> **Task**: Which lines of the records contain "attackers"? Collect every one of them.

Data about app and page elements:
-- Opening Marker --

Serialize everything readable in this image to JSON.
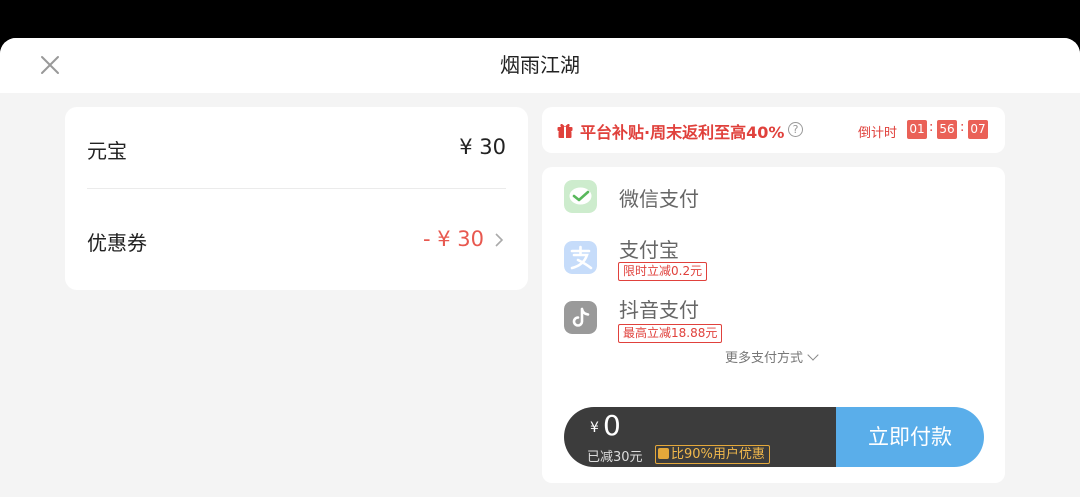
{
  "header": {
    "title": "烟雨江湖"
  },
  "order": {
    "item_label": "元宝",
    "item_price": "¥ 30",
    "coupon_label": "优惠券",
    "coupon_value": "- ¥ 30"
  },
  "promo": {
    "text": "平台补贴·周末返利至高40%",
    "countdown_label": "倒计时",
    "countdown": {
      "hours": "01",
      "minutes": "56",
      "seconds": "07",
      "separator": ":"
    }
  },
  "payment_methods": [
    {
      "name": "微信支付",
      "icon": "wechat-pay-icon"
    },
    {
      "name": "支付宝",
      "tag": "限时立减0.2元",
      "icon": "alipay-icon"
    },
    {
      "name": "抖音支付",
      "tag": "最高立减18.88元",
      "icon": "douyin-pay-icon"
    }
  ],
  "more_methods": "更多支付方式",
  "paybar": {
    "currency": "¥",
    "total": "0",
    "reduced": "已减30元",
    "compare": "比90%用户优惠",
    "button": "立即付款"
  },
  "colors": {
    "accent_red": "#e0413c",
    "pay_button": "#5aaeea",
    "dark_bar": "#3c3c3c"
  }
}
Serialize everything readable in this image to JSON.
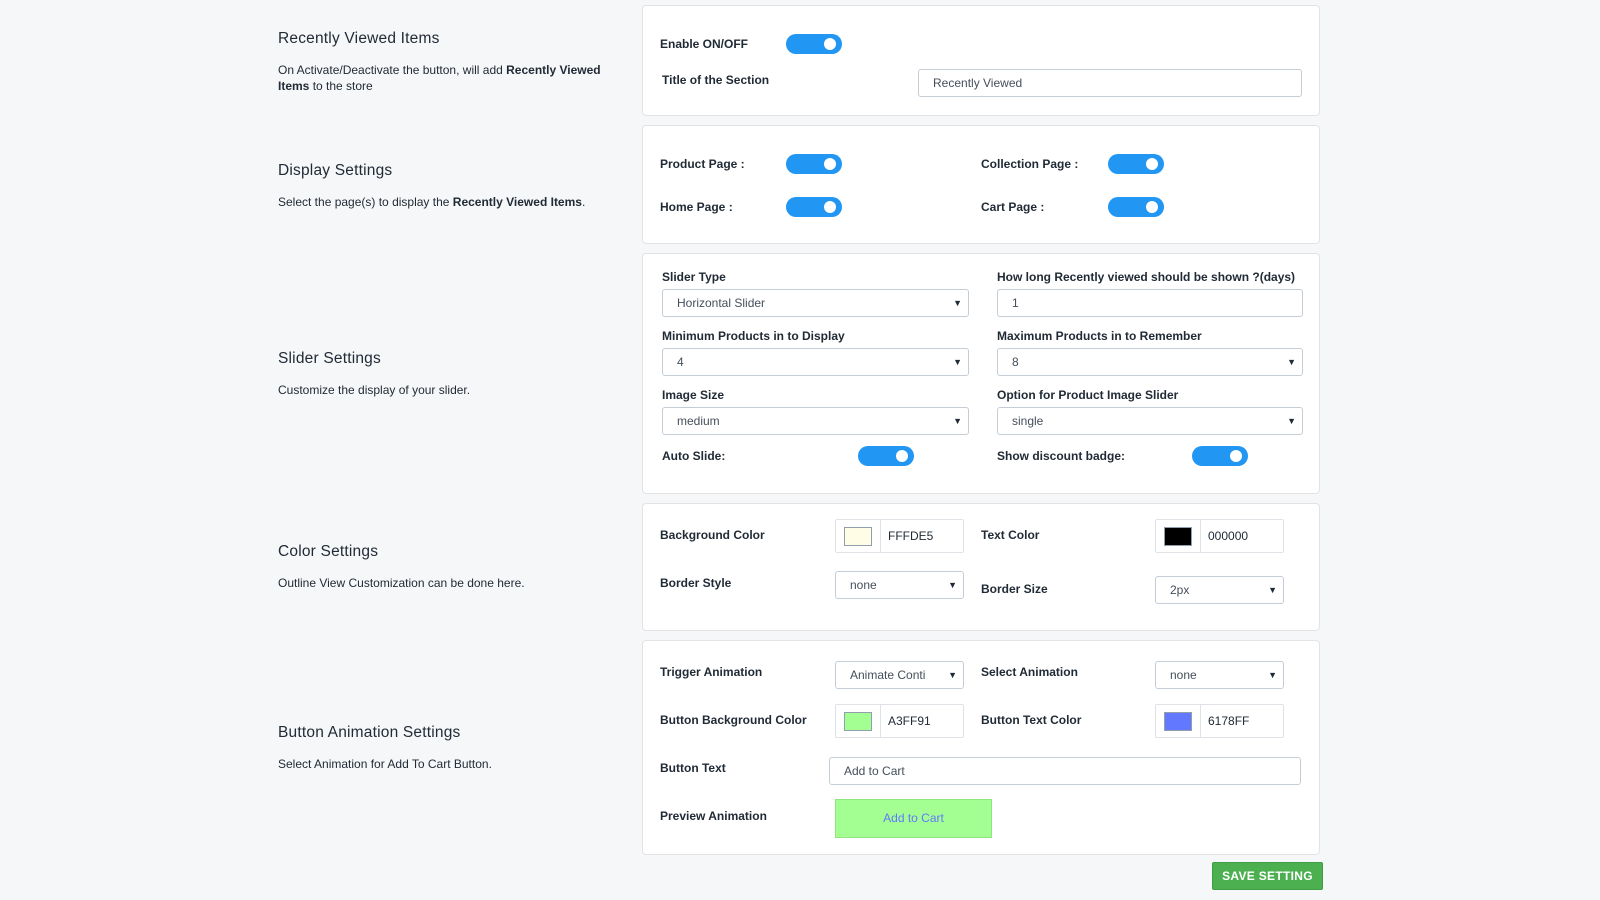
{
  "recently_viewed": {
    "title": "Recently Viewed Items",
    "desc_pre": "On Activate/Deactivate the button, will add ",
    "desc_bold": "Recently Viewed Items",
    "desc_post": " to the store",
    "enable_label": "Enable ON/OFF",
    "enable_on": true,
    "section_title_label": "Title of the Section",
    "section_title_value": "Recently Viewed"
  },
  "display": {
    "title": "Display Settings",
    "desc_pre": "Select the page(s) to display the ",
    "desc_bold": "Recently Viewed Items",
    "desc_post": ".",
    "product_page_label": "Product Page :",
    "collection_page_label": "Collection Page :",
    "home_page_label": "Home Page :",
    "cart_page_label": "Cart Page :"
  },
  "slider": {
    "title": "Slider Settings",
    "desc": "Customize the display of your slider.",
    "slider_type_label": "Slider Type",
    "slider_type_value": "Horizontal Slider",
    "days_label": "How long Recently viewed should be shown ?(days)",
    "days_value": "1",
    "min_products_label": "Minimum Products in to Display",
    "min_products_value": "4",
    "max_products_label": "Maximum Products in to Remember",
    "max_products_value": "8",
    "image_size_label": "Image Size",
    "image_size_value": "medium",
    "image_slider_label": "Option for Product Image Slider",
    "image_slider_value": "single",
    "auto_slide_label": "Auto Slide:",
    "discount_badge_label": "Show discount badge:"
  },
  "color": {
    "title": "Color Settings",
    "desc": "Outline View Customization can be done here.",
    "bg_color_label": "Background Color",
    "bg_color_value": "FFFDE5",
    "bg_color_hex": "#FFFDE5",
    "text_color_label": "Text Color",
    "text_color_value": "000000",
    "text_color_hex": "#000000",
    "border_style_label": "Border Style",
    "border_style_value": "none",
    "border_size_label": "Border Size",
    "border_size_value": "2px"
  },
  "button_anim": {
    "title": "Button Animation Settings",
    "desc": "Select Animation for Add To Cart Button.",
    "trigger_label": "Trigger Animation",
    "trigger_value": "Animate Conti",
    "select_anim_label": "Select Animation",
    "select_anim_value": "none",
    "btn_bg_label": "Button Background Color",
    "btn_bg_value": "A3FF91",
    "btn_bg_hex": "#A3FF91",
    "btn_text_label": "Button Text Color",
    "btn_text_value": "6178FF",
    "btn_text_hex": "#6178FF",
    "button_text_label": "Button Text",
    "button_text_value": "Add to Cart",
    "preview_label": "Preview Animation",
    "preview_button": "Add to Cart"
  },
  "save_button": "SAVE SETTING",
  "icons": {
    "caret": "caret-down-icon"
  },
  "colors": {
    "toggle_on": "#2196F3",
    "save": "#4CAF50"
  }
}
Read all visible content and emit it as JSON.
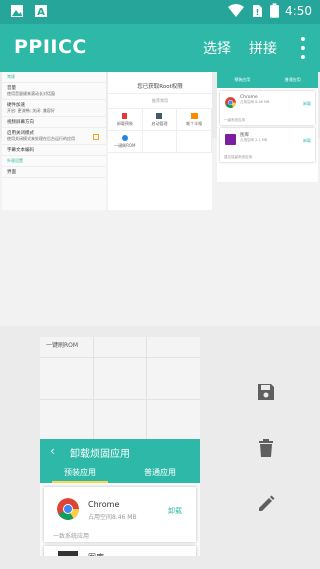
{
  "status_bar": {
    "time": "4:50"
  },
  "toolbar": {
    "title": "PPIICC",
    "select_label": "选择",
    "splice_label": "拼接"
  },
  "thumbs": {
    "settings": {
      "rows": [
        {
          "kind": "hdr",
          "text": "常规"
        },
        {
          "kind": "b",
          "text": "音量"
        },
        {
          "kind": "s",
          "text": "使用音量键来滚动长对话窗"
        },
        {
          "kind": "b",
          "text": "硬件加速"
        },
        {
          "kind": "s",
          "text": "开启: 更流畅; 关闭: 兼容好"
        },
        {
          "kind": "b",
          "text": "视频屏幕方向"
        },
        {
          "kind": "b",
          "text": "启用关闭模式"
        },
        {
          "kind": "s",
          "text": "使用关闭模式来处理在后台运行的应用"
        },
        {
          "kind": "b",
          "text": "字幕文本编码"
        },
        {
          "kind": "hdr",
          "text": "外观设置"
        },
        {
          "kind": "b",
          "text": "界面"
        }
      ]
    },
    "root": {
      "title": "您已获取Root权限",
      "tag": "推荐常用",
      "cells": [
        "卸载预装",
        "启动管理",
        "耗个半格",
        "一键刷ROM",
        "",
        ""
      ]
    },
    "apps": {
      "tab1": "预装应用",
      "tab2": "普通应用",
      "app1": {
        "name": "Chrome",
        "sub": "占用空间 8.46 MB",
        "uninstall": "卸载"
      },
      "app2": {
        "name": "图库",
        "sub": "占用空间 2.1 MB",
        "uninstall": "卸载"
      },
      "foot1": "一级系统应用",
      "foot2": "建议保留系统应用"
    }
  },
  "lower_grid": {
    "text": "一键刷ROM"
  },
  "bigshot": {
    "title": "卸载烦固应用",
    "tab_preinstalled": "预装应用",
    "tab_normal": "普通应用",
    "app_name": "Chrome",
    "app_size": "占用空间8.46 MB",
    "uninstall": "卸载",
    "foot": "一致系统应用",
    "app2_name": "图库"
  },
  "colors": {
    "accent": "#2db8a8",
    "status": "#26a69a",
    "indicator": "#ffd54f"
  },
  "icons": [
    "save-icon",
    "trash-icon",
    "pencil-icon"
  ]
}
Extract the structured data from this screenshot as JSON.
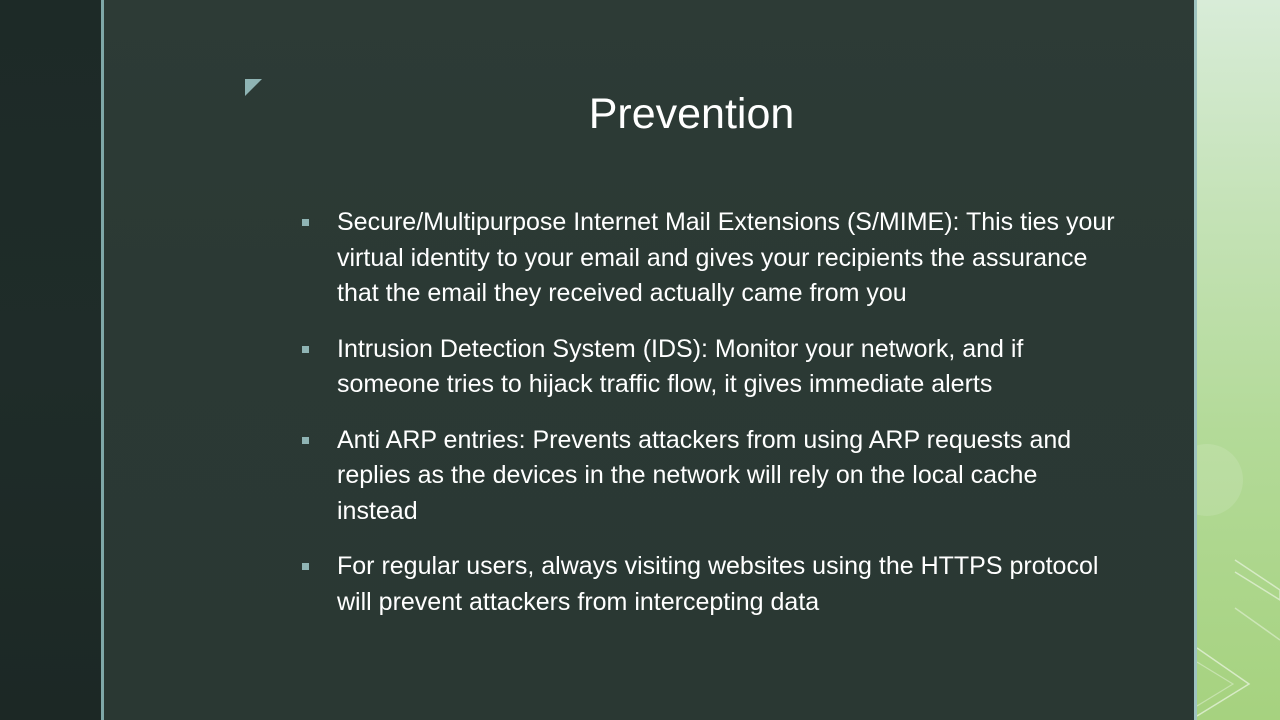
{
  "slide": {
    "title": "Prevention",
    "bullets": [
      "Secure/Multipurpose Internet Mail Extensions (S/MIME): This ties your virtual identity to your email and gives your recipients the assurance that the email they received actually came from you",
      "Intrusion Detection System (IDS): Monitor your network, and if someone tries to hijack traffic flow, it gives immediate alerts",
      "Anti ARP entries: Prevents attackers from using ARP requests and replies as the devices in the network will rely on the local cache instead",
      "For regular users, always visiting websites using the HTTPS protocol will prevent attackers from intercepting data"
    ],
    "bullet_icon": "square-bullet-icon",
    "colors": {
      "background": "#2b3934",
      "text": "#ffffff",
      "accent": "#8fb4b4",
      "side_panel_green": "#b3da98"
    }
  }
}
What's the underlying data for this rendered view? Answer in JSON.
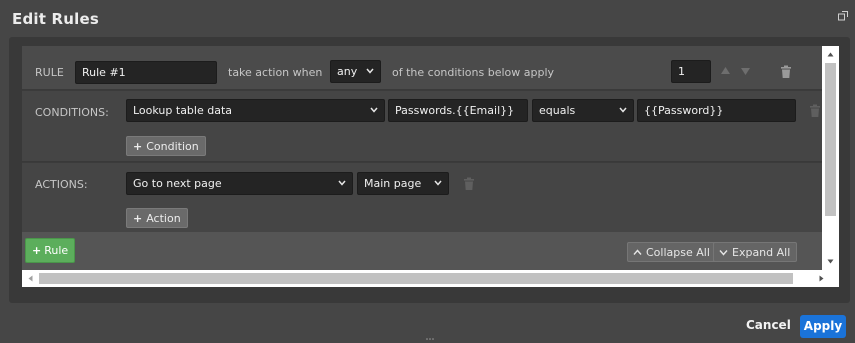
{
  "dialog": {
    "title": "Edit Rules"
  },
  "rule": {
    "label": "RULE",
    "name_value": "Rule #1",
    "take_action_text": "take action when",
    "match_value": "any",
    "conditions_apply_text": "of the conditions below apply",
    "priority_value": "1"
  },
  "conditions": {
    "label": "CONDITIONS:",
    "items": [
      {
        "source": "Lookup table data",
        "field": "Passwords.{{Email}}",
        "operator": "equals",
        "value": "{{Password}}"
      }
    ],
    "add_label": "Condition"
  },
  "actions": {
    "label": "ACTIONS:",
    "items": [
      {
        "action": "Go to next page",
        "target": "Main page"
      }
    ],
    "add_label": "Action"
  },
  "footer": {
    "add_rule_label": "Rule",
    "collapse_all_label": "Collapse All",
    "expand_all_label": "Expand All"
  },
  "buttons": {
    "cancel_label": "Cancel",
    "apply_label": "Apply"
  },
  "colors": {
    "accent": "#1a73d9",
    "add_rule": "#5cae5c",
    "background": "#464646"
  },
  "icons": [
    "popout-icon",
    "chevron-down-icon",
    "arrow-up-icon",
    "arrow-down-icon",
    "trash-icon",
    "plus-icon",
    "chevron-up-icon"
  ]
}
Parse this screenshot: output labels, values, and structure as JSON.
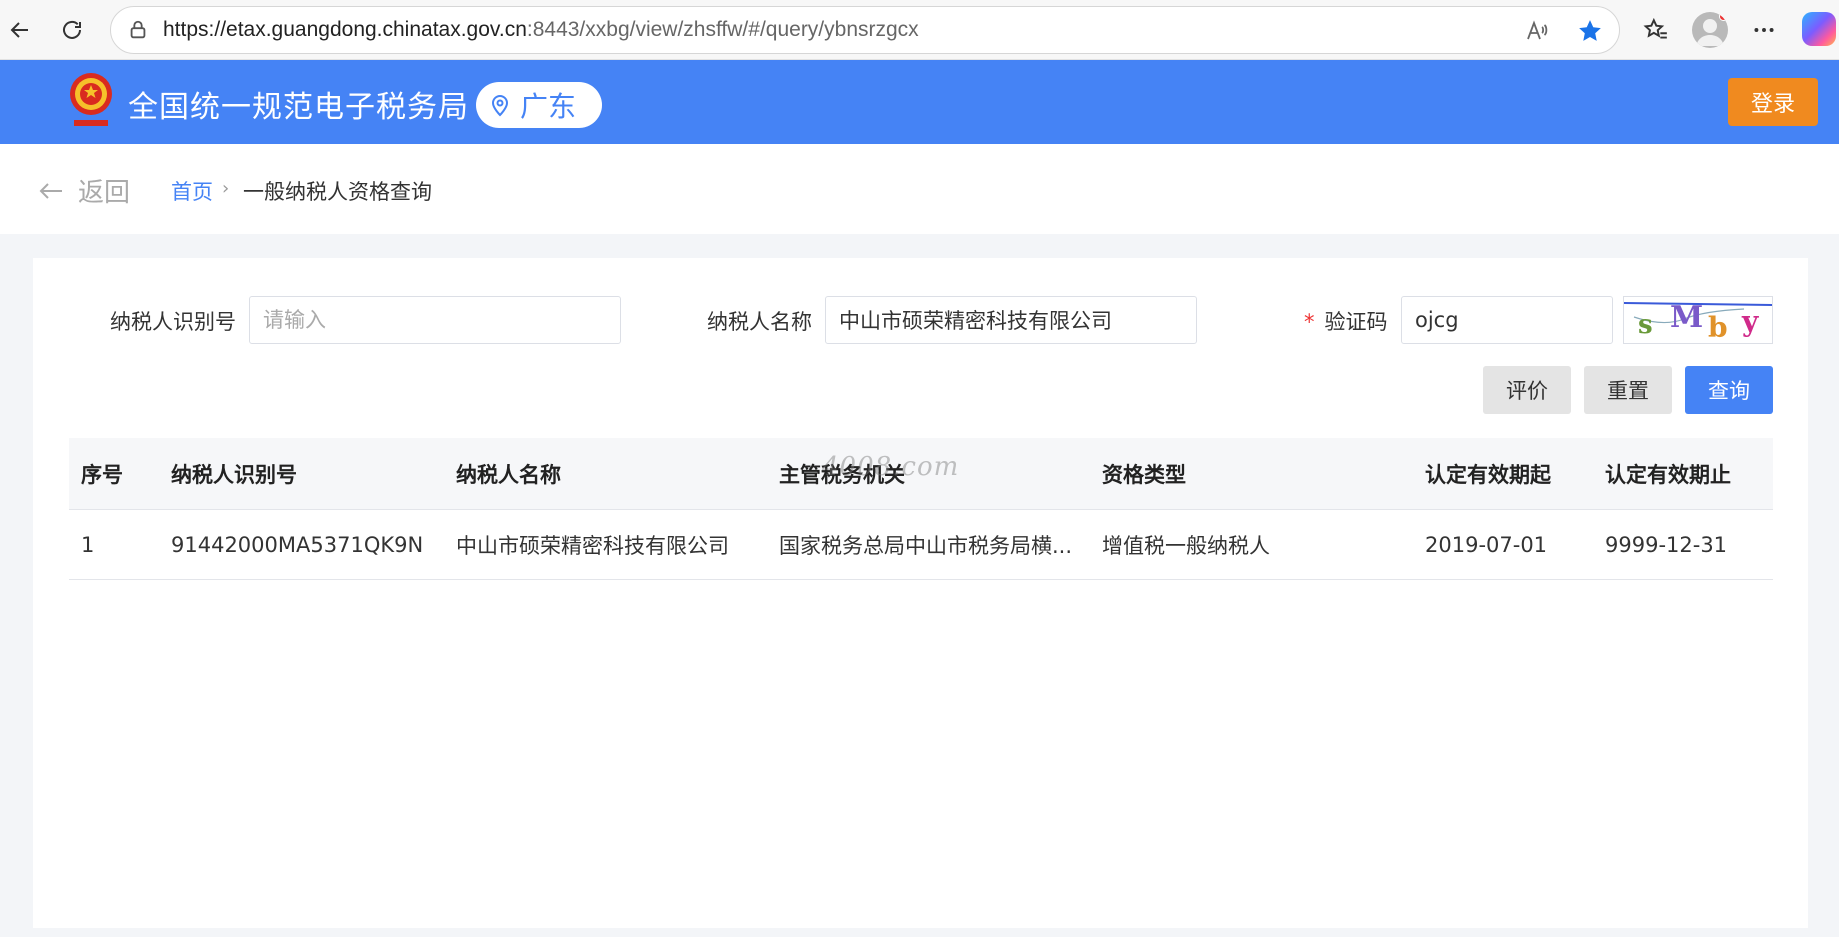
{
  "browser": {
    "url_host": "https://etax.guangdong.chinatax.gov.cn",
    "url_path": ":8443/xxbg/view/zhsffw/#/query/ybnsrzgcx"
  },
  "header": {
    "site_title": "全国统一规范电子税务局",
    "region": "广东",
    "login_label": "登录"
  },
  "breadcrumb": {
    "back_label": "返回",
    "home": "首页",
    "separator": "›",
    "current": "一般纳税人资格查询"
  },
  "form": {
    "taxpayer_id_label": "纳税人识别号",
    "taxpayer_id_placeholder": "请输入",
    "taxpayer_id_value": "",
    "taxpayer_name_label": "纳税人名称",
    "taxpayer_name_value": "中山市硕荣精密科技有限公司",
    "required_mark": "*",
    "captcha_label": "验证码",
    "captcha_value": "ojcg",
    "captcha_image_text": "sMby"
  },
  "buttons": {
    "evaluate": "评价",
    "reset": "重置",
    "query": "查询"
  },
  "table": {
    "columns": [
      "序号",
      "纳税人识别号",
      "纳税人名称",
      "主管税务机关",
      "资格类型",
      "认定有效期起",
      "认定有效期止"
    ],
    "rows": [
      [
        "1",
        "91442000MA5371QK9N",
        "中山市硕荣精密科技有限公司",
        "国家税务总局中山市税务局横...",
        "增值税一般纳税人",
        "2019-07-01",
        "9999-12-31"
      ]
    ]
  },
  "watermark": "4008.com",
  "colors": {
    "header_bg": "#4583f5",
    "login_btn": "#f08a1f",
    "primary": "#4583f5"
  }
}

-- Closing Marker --

> **Answer to the exercise**:
      "Anti ARP entries: Prevents attackers from using ARP requests and replies as the devices in the network will rely on the local cache instead",
      "For regular users, always visiting websites using the HTTPS protocol will prevent attackers from intercepting data"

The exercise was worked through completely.